## SOURCE MATERIAL
========================================================================
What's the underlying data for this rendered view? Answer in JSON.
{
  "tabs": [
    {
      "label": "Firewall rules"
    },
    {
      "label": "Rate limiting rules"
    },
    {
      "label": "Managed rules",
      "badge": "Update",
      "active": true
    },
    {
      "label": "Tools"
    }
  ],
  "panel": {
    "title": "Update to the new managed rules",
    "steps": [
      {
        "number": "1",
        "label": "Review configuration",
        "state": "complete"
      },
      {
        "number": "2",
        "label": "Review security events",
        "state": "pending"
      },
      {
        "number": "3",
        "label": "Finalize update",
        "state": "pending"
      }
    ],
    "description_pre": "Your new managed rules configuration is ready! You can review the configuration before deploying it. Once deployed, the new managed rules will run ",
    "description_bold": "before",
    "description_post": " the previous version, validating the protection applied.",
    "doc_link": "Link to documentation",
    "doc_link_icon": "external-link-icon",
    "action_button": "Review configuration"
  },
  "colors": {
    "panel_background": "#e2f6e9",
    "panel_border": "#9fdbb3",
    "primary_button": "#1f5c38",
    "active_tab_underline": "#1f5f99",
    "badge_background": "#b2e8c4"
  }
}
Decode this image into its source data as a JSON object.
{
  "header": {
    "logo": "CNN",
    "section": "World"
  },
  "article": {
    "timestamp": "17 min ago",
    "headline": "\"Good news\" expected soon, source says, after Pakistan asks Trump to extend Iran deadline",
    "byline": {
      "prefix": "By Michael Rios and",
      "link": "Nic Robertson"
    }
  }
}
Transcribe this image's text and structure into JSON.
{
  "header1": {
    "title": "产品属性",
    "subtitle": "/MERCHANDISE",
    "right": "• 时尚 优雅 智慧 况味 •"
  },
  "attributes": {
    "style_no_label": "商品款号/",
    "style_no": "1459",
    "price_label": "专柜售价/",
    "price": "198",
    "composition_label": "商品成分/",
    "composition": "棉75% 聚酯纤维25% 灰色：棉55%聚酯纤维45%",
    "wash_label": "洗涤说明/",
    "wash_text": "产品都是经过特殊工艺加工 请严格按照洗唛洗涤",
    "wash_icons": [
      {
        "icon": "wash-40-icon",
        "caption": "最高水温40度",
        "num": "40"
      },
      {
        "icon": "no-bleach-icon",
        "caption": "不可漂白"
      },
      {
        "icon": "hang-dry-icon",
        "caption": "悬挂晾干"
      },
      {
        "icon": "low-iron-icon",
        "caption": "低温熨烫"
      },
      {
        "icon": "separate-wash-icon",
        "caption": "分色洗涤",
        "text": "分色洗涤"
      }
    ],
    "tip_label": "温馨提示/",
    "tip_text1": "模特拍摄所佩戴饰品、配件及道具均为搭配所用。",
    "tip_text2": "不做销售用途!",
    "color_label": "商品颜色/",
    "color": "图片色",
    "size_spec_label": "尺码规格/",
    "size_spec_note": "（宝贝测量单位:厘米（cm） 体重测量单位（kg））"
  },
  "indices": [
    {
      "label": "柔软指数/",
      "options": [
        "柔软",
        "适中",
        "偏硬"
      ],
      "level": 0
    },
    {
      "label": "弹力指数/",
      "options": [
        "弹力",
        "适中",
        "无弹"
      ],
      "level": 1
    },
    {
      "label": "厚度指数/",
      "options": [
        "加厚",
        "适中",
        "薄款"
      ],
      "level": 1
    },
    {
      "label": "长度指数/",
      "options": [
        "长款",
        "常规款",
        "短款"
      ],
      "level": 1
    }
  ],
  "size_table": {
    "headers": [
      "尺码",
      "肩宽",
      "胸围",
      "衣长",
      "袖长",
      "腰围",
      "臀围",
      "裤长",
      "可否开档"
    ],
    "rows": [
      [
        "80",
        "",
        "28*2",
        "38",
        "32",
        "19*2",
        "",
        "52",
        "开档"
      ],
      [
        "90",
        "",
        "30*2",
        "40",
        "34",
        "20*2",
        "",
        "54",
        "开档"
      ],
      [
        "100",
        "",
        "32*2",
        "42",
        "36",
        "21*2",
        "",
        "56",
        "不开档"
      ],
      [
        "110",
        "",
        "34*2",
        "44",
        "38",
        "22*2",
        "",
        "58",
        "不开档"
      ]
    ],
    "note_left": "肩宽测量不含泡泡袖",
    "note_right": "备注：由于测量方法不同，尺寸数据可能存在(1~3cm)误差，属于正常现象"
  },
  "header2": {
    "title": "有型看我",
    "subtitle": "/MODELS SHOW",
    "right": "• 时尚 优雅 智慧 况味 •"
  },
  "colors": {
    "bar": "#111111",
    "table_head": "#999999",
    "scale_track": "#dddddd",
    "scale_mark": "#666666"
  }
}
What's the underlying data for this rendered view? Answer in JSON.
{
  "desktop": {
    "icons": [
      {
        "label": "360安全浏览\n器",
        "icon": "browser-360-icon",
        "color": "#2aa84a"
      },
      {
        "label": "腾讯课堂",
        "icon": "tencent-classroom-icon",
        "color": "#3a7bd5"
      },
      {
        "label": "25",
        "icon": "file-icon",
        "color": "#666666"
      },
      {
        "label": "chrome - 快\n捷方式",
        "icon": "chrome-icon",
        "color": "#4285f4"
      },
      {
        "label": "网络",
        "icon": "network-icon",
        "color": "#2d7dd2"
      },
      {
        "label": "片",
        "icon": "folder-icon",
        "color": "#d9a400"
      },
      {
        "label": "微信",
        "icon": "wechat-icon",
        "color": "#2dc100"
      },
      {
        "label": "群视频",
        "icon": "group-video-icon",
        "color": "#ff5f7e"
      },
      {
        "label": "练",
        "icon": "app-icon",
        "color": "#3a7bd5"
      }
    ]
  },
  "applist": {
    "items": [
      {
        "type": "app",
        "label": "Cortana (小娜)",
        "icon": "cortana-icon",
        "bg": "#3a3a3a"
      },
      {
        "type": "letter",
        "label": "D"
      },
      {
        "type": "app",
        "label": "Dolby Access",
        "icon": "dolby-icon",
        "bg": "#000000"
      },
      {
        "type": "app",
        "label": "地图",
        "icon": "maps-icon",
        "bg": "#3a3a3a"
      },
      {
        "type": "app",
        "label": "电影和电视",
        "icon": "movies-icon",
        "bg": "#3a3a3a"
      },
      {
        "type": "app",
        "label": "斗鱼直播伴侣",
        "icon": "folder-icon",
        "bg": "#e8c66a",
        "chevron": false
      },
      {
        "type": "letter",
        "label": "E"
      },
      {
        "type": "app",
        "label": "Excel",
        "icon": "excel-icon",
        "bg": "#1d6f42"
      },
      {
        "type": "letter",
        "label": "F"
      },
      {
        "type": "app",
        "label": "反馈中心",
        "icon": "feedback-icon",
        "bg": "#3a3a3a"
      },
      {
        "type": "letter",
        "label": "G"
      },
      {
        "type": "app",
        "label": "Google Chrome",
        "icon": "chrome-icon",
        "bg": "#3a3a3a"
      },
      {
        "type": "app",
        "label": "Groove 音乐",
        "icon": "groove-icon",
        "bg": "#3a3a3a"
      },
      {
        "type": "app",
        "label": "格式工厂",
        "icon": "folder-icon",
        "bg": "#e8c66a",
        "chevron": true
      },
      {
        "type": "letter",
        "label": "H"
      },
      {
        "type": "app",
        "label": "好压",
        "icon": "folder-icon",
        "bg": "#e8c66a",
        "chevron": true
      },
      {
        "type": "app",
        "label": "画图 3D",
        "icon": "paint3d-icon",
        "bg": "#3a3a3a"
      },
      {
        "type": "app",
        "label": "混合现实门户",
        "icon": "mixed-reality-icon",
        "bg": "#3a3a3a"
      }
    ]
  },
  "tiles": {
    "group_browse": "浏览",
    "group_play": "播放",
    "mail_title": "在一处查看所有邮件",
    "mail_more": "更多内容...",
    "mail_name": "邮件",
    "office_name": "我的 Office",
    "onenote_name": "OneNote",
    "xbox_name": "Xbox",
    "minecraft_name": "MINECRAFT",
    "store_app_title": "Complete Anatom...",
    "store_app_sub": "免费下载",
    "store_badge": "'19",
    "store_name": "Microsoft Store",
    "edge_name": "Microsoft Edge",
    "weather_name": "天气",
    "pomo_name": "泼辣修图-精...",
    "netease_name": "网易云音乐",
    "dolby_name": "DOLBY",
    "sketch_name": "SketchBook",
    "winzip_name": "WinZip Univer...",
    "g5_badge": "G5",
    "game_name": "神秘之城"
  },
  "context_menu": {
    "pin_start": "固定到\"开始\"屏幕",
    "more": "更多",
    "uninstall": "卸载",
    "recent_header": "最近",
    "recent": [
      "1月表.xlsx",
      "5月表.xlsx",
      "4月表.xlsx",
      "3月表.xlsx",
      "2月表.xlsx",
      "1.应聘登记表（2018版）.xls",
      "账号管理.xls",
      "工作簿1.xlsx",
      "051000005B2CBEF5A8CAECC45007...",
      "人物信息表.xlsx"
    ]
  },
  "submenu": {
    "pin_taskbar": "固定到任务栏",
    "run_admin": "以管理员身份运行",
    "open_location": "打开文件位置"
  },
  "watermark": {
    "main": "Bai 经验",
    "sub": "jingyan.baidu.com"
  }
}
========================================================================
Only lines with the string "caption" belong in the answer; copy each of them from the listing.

## ANSWER SPACE
        "caption": "最高水温40度",
        "caption": "不可漂白"
        "caption": "悬挂晾干"
        "caption": "低温熨烫"
        "caption": "分色洗涤",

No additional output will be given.